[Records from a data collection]
────────────────────────────────────────

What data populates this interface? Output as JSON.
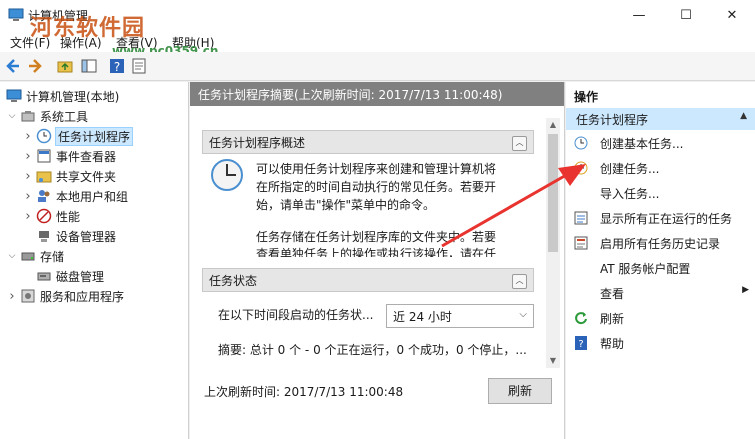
{
  "window": {
    "title": "计算机管理",
    "watermark": "河东软件园",
    "watermark_url": "www.pc0359.cn",
    "min_glyph": "—",
    "max_glyph": "☐",
    "close_glyph": "✕"
  },
  "menu": [
    "文件(F)",
    "操作(A)",
    "查看(V)",
    "帮助(H)"
  ],
  "tree": {
    "root": "计算机管理(本地)",
    "items": [
      {
        "label": "系统工具",
        "level": 1,
        "expanded": true,
        "icon": "tools-icon"
      },
      {
        "label": "任务计划程序",
        "level": 2,
        "expanded": false,
        "icon": "clock-icon",
        "selected": true
      },
      {
        "label": "事件查看器",
        "level": 2,
        "expanded": false,
        "icon": "event-viewer-icon"
      },
      {
        "label": "共享文件夹",
        "level": 2,
        "expanded": false,
        "icon": "shared-folder-icon"
      },
      {
        "label": "本地用户和组",
        "level": 2,
        "expanded": false,
        "icon": "users-icon"
      },
      {
        "label": "性能",
        "level": 2,
        "expanded": false,
        "icon": "performance-icon"
      },
      {
        "label": "设备管理器",
        "level": 2,
        "leaf": true,
        "icon": "device-manager-icon"
      },
      {
        "label": "存储",
        "level": 1,
        "expanded": true,
        "icon": "storage-icon"
      },
      {
        "label": "磁盘管理",
        "level": 2,
        "leaf": true,
        "icon": "disk-icon"
      },
      {
        "label": "服务和应用程序",
        "level": 1,
        "expanded": false,
        "icon": "services-icon"
      }
    ]
  },
  "middle": {
    "header": "任务计划程序摘要(上次刷新时间: 2017/7/13 11:00:48)",
    "overview_title": "任务计划程序概述",
    "overview_lines": [
      "可以使用任务计划程序来创建和管理计算机将",
      "在所指定的时间自动执行的常见任务。若要开",
      "始，请单击\"操作\"菜单中的命令。",
      "",
      "任务存储在任务计划程序库的文件夹中。若要",
      "查看单独任务上的操作或执行该操作，请在任"
    ],
    "status_title": "任务状态",
    "status_label": "在以下时间段启动的任务状...",
    "status_select": "近 24 小时",
    "summary": "摘要: 总计 0 个 - 0 个正在运行，0 个成功，0 个停止，...",
    "last_refresh": "上次刷新时间: 2017/7/13 11:00:48",
    "refresh_button": "刷新"
  },
  "actions": {
    "title": "操作",
    "section": "任务计划程序",
    "items": [
      {
        "label": "创建基本任务...",
        "icon": "basic-task-icon"
      },
      {
        "label": "创建任务...",
        "icon": "create-task-icon"
      },
      {
        "label": "导入任务...",
        "icon": "none"
      },
      {
        "label": "显示所有正在运行的任务",
        "icon": "running-tasks-icon"
      },
      {
        "label": "启用所有任务历史记录",
        "icon": "history-icon"
      },
      {
        "label": "AT 服务帐户配置",
        "icon": "none"
      },
      {
        "label": "查看",
        "icon": "none",
        "submenu": true
      },
      {
        "label": "刷新",
        "icon": "refresh-icon"
      },
      {
        "label": "帮助",
        "icon": "help-icon"
      }
    ]
  },
  "colors": {
    "selection": "#cce8ff",
    "header_gray": "#808080",
    "arrow": "#e8332f"
  }
}
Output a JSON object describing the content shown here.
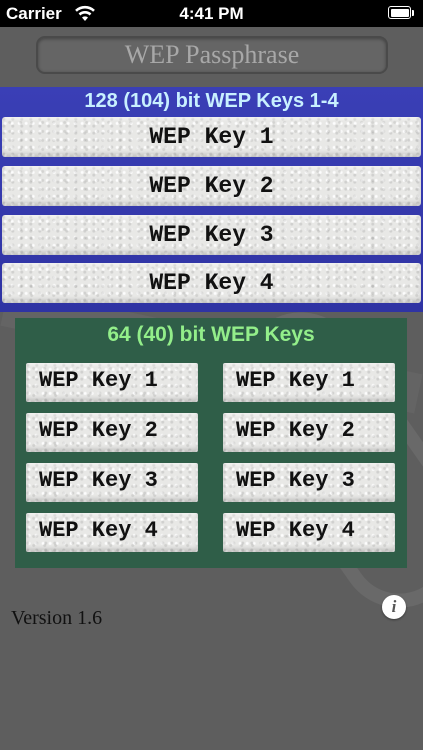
{
  "status_bar": {
    "carrier": "Carrier",
    "time": "4:41 PM",
    "wifi_icon": "wifi-icon",
    "battery_icon": "battery-icon",
    "battery_level": 1.0
  },
  "passphrase": {
    "placeholder": "WEP Passphrase"
  },
  "panel_128": {
    "title": "128 (104) bit WEP Keys 1-4",
    "background_color": "#3a3fb6",
    "title_color": "#c8f0ff",
    "keys": [
      "WEP Key 1",
      "WEP Key 2",
      "WEP Key 3",
      "WEP Key 4"
    ]
  },
  "panel_64": {
    "title": "64 (40) bit WEP Keys",
    "background_color": "#2f5e48",
    "title_color": "#93ee8a",
    "left_keys": [
      "WEP Key 1",
      "WEP Key 2",
      "WEP Key 3",
      "WEP Key 4"
    ],
    "right_keys": [
      "WEP Key 1",
      "WEP Key 2",
      "WEP Key 3",
      "WEP Key 4"
    ]
  },
  "footer": {
    "version": "Version 1.6",
    "info_icon": "info-icon",
    "info_label": "i"
  }
}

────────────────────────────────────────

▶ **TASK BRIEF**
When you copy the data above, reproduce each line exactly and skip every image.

▶ **SOLUTION BELOW**
What data populates this interface? Output as JSON.
{
  "window": {
    "title": "计算机管理",
    "watermark": "河东软件园",
    "watermark_url": "www.pc0359.cn",
    "min_glyph": "—",
    "max_glyph": "☐",
    "close_glyph": "✕"
  },
  "menu": [
    "文件(F)",
    "操作(A)",
    "查看(V)",
    "帮助(H)"
  ],
  "tree": {
    "root": "计算机管理(本地)",
    "items": [
      {
        "label": "系统工具",
        "level": 1,
        "expanded": true,
        "icon": "tools-icon"
      },
      {
        "label": "任务计划程序",
        "level": 2,
        "expanded": false,
        "icon": "clock-icon",
        "selected": true
      },
      {
        "label": "事件查看器",
        "level": 2,
        "expanded": false,
        "icon": "event-viewer-icon"
      },
      {
        "label": "共享文件夹",
        "level": 2,
        "expanded": false,
        "icon": "shared-folder-icon"
      },
      {
        "label": "本地用户和组",
        "level": 2,
        "expanded": false,
        "icon": "users-icon"
      },
      {
        "label": "性能",
        "level": 2,
        "expanded": false,
        "icon": "performance-icon"
      },
      {
        "label": "设备管理器",
        "level": 2,
        "leaf": true,
        "icon": "device-manager-icon"
      },
      {
        "label": "存储",
        "level": 1,
        "expanded": true,
        "icon": "storage-icon"
      },
      {
        "label": "磁盘管理",
        "level": 2,
        "leaf": true,
        "icon": "disk-icon"
      },
      {
        "label": "服务和应用程序",
        "level": 1,
        "expanded": false,
        "icon": "services-icon"
      }
    ]
  },
  "middle": {
    "header": "任务计划程序摘要(上次刷新时间: 2017/7/13 11:00:48)",
    "overview_title": "任务计划程序概述",
    "overview_lines": [
      "可以使用任务计划程序来创建和管理计算机将",
      "在所指定的时间自动执行的常见任务。若要开",
      "始，请单击\"操作\"菜单中的命令。",
      "",
      "任务存储在任务计划程序库的文件夹中。若要",
      "查看单独任务上的操作或执行该操作，请在任"
    ],
    "status_title": "任务状态",
    "status_label": "在以下时间段启动的任务状...",
    "status_select": "近 24 小时",
    "summary": "摘要: 总计 0 个 - 0 个正在运行，0 个成功，0 个停止，...",
    "last_refresh": "上次刷新时间: 2017/7/13 11:00:48",
    "refresh_button": "刷新"
  },
  "actions": {
    "title": "操作",
    "section": "任务计划程序",
    "items": [
      {
        "label": "创建基本任务...",
        "icon": "basic-task-icon"
      },
      {
        "label": "创建任务...",
        "icon": "create-task-icon"
      },
      {
        "label": "导入任务...",
        "icon": "none"
      },
      {
        "label": "显示所有正在运行的任务",
        "icon": "running-tasks-icon"
      },
      {
        "label": "启用所有任务历史记录",
        "icon": "history-icon"
      },
      {
        "label": "AT 服务帐户配置",
        "icon": "none"
      },
      {
        "label": "查看",
        "icon": "none",
        "submenu": true
      },
      {
        "label": "刷新",
        "icon": "refresh-icon"
      },
      {
        "label": "帮助",
        "icon": "help-icon"
      }
    ]
  },
  "colors": {
    "selection": "#cce8ff",
    "header_gray": "#808080",
    "arrow": "#e8332f"
  }
}
Output a JSON object describing the content shown here.
{
  "status_bar": {
    "carrier": "Carrier",
    "time": "4:41 PM",
    "wifi_icon": "wifi-icon",
    "battery_icon": "battery-icon",
    "battery_level": 1.0
  },
  "passphrase": {
    "placeholder": "WEP Passphrase"
  },
  "panel_128": {
    "title": "128 (104) bit WEP Keys 1-4",
    "background_color": "#3a3fb6",
    "title_color": "#c8f0ff",
    "keys": [
      "WEP Key 1",
      "WEP Key 2",
      "WEP Key 3",
      "WEP Key 4"
    ]
  },
  "panel_64": {
    "title": "64 (40) bit WEP Keys",
    "background_color": "#2f5e48",
    "title_color": "#93ee8a",
    "left_keys": [
      "WEP Key 1",
      "WEP Key 2",
      "WEP Key 3",
      "WEP Key 4"
    ],
    "right_keys": [
      "WEP Key 1",
      "WEP Key 2",
      "WEP Key 3",
      "WEP Key 4"
    ]
  },
  "footer": {
    "version": "Version 1.6",
    "info_icon": "info-icon",
    "info_label": "i"
  }
}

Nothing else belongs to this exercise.